Distance Makes the Head Grow Stronger


On Sunday at the Berlin Marathon Eliud Kipchoge of Kenya broke the world record running 26.2 miles in 2 hours 1 minute and 39 seconds. The 33-year old Olympic Champion from Kenya smashed the previous world record by an astonishing one minute and nineteen seconds. He averaged a blistering per mile pace of 4 minutes and 38 seconds over the course.

Even if you don’t care about distance running, you have to admire this feat of human performance. When you consider that as the world record gets lower, it becomes harder to break, especially by a wide margin, Kipchoge’s almost 80 second improvement magnifies his achievement. On Sunday Kipchoge broke the world record time by more than any man in the last 41 years.

The record is even more impressive when you consider that he ran the last 10 miles by himself! At the elite level, pro runners have “pacers” who run short segments of the race to keep the pro guys on track. In Berlin Kipchoge went out so fast that his pacers couldn’t even keep up. 2 of the 3 pacers dropped off early and by the halfway mark all of them were gone. This only seemed to spur the Kenyan on, as he picked up speed in the second half.

Kipchoge’s dominance is no surprise. Going into Sunday’s run, he had won 9 of the last 10 marathons he’d entered since 2013, including the 2016 Olympics. He was also one of the 3 runners selected by Nike in 2016 in an experiment designed to attempt a sub 2-hour marathon.

Lots has been written about the mentality of marathon running. Most people have heard of “hitting the wall” during long endurance activities. This is the sudden condition of total fatigue that overwhelms runners typically in the second half of long runs. The condition is part physiological (depletion of glycogen stores) and part mental (allowing negative thoughts to overwhelm the mind).

Legendary distance runner Haruki Murakami famously wrote about the relationship between pain and the mind stating, “Pain is inevitable. Suffering is optional. Say you’re running and you think, ‘man this hurts, I can’t take it anymore’. The ‘hurt’ part is an avoidable reality, but weather or not you can stand anymore is up to the runner himself”.

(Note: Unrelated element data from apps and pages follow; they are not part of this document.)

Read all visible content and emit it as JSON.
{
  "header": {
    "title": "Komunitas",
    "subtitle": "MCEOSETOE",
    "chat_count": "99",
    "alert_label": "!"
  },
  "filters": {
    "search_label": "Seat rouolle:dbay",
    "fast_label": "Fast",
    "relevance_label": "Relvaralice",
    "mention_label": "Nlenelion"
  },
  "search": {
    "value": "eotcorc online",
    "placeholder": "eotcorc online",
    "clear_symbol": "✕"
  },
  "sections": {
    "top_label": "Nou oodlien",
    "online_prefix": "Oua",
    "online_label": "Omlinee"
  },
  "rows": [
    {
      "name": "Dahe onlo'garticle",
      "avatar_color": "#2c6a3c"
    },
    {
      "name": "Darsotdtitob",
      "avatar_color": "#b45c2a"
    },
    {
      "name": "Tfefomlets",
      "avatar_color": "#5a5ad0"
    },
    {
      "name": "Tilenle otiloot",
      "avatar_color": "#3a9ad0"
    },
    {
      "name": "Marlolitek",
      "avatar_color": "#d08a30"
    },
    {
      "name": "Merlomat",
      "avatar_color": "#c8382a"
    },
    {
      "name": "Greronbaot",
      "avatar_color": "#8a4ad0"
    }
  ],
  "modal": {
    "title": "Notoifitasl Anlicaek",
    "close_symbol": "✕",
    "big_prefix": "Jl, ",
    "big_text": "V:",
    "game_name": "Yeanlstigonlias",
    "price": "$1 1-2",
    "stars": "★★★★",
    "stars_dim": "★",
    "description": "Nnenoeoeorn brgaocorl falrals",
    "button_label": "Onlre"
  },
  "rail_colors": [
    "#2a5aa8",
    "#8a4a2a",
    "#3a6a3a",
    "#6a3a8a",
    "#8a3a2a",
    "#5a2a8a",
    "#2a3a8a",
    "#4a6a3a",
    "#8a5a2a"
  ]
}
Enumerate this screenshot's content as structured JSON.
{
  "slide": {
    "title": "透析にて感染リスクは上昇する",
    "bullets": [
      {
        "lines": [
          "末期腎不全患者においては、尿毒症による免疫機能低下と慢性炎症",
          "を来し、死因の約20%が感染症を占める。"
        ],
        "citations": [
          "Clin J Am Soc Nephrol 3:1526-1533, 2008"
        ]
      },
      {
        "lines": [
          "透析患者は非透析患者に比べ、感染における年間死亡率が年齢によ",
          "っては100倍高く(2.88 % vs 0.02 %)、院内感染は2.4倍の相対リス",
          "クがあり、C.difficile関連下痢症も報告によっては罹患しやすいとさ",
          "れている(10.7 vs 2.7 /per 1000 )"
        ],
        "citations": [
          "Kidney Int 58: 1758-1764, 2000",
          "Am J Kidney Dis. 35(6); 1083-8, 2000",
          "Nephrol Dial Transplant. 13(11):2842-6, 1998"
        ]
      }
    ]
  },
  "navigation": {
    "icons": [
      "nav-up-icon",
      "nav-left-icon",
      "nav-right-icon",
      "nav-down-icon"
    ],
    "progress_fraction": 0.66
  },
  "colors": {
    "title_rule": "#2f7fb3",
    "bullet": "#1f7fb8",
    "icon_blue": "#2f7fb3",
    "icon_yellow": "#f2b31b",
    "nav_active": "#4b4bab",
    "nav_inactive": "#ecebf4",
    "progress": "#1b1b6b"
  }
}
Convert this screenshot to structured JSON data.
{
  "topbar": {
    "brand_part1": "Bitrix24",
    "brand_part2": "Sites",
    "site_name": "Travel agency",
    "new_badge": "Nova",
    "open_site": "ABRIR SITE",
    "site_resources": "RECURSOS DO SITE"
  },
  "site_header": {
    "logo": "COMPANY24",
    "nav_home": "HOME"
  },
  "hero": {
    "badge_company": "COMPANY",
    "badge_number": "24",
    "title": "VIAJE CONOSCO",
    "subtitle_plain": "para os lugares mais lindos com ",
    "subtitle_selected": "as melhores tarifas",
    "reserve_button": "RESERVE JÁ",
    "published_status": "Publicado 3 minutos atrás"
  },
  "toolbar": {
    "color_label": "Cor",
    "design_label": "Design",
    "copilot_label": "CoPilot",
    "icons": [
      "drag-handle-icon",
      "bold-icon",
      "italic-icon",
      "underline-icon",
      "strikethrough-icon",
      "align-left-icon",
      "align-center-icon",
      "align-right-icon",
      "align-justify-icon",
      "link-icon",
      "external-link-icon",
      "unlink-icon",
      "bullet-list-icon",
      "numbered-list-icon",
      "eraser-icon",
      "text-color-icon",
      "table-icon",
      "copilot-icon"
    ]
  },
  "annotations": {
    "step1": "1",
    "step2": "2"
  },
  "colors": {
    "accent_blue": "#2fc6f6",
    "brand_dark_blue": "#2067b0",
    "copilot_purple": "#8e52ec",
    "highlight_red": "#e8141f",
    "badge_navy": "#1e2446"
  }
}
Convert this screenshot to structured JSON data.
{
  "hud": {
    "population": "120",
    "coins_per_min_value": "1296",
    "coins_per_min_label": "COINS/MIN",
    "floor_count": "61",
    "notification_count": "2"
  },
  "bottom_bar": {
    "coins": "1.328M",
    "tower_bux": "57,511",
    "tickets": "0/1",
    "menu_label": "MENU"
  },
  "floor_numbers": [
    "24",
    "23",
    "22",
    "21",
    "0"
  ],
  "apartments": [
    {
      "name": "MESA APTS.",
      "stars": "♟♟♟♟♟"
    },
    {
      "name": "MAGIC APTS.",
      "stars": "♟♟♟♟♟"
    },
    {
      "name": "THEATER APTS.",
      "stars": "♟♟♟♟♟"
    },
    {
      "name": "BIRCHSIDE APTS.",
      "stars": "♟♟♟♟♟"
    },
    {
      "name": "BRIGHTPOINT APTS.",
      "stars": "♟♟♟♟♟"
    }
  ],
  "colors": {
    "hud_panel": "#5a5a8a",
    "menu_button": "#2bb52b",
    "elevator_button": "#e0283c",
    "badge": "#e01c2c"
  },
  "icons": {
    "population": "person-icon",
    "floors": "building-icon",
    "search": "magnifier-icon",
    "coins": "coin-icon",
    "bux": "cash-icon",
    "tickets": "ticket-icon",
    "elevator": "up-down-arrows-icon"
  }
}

To understand the importance of the role of the mind in distance running, we need only look at a recent study of 10km racers in the US. Researchers found that an in-ordinate number of runners finished their races just below milestone times. In other words, the highest percentage of runners finished their races just before the 40, 45, and 50 minute marks. The researchers suggested that knowledge of a milestone time motivated more runners to push through any resistance to beat the time. This research also seems to support the importance of goal setting in competition, as awareness of a goal in the mind can push the body beyond its comfort zone.

Kipchoge provides yet another example of an elite athlete who understands the importance of the mental side of their craft. He has been quoted as saying, “Marathoning is not about the legs, it’s about the heart and the mind”.

Kipchoge is also a practitioner of positive self-talk. After the race on Sunday he told reporters, “I had a great belief that I would run a world record and I continuously told myself that”.

Kipchoge’s performance serves as an inspiration for athletes everywhere and proves the power of building both the craft and the mindset to achieve remarkable feats. His confidence also appears to be contagious, as his biggest sponsor Nike released this commercial the day before his run:

The sub 2-hour marathon all of a suddens doesn’t seem that far out of reach.

The Study:
Cushman, D. M., Babu, A., Marshall, B., & Rho, M. (2016). The Motivational Influence of Milestone Times on 10-km Running Performance. International Journal of Performance Analysis in Sport16(2), 602–611.

Leave a Reply

Fill in your details below or click an icon to log in:

WordPress.com Logo

You are commenting using your WordPress.com account. Log Out /  Change )

Google photo

You are commenting using your Google account. Log Out /  Change )

Twitter picture

You are commenting using your Twitter account. Log Out /  Change )

Facebook photo

You are commenting using your Facebook account. Log Out /  Change )

Connecting to %s